Nevertheless, the popularity of this content style isn’t surprising given its profitable model for both social media companies and entertainment services. By keeping content short and sweet, advertisement companies are able to promote more products with higher levels of engagement than they were previously.   

But what does this mean about the way we engage with the world around us? 

Initially, I thought the criticism of social media platforms like TikTok was just a moral panic — not unlike previous generations’ criticism of television for supposedly damaging human brains. However, TikTok content is unlike any other media because of how fast the content is produced, personalized, and viewed by users.  

What’s the point of watching a politician’s entire speech when TikTok offers a short clip that slices it into 10-second fragments over a funny sound? Likewise, instead of watching a 30-minute T.V. show, it’s more entertaining to watch 30 one-minute clips on Instagram reels, where we know each video will be aligned to our specific interests, due to the algorithm.  

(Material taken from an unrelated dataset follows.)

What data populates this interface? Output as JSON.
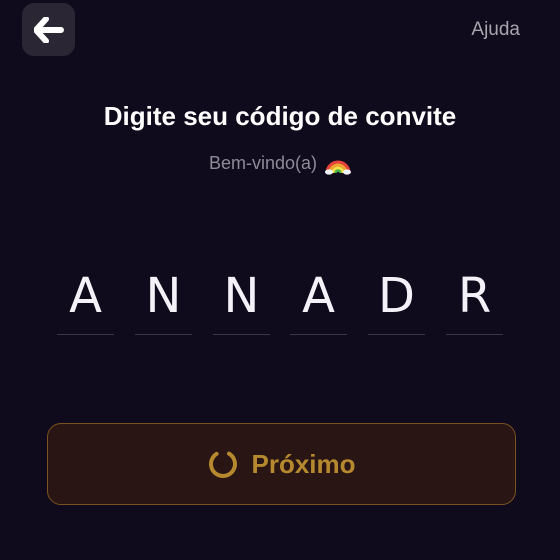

As we deviate towards quick and easily consumable content, our experience of the world seems to become a bunch of fragments which are absent of any nuance. We search for entertainment that immediately entertains us, and we begin valuing the quantity of content over its quality. And with our constant engagement with the algorithm, we let ourselves consume only what we think is comfortable. We essentially lose the ability to engage with content which we might not particularly like; content which often widens our perspective of the world. 

When our minds are accustomed to engaging with short content, it becomes difficult to remain interested in long-form media like books, journals, or even movies. This long-form media often elaborates on subject matter and gives consumers the space to think more critically about what they are consuming. There is a peace of mind that comes with slowing down our media consumption. 

Although platforms like TikTok can be used for social good because of their ability to transmit messages quickly, we need to be careful about how much we use it and how it defines our worldly perspective. If we only see the world through short bites of content in algorithms that only confirm what we already know, we can lose our ability to critically think and see the world how it really is.  


  • Grace is a second-year political science student joining the Fulcrum for the 2022-23 publishing year. She has experience in public service, and has volunteered in advocacy campaigns and grassroots initiatives uplifting youth and women. She is passionate about the arts, community organizing, and politics. When she’s not studying or working, you can find her reading or rewatching Seinfeld episodes.